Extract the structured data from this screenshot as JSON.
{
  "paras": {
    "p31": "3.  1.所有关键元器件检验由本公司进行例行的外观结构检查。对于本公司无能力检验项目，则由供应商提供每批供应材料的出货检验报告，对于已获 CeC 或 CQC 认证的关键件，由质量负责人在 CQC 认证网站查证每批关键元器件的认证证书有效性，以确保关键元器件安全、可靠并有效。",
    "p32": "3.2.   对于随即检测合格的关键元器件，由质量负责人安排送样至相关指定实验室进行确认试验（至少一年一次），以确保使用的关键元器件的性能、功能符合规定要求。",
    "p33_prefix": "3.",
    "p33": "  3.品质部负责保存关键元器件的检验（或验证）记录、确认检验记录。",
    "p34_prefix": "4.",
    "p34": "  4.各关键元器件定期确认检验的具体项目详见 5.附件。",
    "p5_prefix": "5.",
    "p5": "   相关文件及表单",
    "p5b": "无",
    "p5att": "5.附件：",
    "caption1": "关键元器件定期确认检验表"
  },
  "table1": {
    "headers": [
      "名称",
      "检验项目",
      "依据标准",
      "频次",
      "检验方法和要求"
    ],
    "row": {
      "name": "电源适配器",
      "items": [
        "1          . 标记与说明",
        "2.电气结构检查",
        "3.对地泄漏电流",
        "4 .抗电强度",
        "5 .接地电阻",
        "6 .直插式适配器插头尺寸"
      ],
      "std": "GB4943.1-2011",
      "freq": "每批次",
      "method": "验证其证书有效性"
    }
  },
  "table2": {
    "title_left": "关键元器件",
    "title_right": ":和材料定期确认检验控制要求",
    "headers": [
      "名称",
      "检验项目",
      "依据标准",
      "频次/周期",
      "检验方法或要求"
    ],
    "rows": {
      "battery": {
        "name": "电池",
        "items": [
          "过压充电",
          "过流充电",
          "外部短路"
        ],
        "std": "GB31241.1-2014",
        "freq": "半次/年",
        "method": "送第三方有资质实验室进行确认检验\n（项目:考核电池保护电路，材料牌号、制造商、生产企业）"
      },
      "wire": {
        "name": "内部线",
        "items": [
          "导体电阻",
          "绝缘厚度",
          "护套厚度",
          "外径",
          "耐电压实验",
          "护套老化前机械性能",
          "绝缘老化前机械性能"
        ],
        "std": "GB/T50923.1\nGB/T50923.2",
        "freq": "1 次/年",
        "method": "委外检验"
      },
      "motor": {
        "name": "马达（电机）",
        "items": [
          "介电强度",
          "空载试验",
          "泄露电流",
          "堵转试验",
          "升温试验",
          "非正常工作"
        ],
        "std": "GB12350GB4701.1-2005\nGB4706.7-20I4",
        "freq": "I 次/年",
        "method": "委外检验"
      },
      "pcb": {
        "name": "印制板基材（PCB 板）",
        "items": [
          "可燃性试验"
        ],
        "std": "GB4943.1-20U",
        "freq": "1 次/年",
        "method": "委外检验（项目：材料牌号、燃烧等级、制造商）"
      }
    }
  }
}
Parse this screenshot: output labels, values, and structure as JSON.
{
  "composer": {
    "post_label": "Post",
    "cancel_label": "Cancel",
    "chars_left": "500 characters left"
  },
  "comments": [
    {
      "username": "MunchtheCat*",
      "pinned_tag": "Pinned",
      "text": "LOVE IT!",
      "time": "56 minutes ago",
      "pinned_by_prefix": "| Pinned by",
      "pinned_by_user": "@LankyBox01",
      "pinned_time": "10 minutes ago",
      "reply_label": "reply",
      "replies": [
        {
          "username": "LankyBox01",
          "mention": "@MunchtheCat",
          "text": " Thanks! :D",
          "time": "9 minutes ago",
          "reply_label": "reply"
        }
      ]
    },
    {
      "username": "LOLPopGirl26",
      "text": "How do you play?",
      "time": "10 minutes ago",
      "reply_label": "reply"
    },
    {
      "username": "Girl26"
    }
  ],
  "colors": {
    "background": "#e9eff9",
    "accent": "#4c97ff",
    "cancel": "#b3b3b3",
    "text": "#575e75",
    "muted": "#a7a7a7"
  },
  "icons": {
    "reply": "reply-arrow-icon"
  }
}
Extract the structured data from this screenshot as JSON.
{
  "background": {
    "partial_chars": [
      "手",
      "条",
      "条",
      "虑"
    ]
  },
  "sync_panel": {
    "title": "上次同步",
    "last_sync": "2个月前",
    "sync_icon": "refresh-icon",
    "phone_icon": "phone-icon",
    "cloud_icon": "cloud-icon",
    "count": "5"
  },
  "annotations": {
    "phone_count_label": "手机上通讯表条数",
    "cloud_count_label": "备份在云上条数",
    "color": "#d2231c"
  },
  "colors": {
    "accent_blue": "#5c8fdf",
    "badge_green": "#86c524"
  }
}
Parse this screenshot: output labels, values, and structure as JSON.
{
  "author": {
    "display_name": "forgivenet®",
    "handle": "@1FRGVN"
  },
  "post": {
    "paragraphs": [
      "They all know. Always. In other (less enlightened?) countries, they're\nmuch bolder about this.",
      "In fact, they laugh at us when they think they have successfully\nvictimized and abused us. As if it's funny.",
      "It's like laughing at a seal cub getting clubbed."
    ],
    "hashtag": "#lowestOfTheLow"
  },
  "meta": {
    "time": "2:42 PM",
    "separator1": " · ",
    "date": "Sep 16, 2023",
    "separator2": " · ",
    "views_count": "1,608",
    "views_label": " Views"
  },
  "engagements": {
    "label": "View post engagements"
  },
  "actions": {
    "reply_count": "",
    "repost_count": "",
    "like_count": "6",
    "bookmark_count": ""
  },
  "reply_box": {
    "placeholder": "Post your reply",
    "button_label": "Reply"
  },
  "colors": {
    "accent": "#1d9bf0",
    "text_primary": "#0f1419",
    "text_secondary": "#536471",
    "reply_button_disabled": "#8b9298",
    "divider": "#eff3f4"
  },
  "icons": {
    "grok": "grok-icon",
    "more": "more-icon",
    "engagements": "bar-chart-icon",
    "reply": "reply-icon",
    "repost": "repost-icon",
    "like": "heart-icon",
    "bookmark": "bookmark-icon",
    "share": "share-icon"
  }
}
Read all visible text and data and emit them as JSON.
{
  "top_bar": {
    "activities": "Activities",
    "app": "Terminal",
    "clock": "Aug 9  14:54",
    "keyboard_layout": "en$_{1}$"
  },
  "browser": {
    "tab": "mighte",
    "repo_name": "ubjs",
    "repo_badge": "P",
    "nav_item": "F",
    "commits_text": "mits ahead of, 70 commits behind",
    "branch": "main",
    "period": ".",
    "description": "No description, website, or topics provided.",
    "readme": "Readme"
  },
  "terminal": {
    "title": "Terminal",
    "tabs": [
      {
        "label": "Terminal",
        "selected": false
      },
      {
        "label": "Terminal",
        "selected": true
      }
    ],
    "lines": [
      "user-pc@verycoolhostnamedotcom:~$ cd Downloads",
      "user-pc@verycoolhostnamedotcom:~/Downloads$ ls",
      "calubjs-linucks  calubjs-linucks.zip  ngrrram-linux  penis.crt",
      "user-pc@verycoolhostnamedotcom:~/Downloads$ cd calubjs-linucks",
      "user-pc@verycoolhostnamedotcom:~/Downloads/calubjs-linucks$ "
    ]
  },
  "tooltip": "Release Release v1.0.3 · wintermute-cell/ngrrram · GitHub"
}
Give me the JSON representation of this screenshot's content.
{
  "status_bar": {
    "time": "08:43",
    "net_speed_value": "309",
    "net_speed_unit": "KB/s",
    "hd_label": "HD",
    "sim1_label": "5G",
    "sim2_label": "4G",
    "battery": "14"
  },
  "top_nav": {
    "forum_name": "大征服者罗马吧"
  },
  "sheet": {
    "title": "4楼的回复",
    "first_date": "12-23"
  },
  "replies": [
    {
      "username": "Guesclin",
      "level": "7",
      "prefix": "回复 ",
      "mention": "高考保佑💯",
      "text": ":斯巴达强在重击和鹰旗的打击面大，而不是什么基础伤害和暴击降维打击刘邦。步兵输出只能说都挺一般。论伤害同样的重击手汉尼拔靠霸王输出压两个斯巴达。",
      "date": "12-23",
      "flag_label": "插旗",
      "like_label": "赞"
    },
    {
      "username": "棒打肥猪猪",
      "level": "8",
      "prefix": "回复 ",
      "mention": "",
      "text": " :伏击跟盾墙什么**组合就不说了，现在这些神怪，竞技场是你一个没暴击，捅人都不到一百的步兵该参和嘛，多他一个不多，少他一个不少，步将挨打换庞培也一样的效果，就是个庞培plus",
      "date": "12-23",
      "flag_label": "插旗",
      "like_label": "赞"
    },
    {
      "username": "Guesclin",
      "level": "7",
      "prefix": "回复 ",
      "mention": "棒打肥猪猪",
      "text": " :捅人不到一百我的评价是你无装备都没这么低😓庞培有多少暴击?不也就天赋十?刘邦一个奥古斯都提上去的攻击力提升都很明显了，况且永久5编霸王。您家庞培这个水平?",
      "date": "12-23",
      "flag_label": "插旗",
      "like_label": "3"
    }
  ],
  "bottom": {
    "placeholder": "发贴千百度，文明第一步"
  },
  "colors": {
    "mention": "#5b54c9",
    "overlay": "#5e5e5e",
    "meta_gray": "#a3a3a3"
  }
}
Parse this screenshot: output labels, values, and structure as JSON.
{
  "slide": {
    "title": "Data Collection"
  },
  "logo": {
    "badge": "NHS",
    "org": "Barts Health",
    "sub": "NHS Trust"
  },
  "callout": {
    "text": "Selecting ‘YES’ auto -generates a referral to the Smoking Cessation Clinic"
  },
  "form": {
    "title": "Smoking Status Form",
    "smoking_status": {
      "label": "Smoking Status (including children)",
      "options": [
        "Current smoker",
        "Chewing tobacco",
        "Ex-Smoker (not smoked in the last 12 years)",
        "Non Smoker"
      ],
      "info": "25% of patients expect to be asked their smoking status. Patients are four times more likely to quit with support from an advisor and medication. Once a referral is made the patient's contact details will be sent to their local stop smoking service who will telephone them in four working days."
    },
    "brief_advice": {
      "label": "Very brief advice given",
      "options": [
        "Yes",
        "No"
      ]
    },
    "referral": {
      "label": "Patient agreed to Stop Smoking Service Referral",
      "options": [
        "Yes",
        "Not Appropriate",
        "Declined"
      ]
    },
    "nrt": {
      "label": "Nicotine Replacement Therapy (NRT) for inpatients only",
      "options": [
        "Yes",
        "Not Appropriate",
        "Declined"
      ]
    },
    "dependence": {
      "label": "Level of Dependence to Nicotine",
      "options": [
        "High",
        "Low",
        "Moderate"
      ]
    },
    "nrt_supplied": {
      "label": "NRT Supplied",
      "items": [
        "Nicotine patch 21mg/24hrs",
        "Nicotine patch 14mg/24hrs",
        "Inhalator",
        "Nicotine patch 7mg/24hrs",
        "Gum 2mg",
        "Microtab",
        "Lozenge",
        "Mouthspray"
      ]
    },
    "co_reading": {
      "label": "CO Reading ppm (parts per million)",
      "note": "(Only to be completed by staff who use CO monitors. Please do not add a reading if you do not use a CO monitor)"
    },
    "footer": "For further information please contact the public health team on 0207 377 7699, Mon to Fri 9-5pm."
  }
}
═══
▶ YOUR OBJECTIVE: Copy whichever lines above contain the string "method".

▶ FINISHED TASK:
      "method": "验证其证书有效性"
        "method": "送第三方有资质实验室进行确认检验\n（项目:考核电池保护电路，材料牌号、制造商、生产企业）"
        "method": "委外检验"
        "method": "委外检验"
        "method": "委外检验（项目：材料牌号、燃烧等级、制造商）"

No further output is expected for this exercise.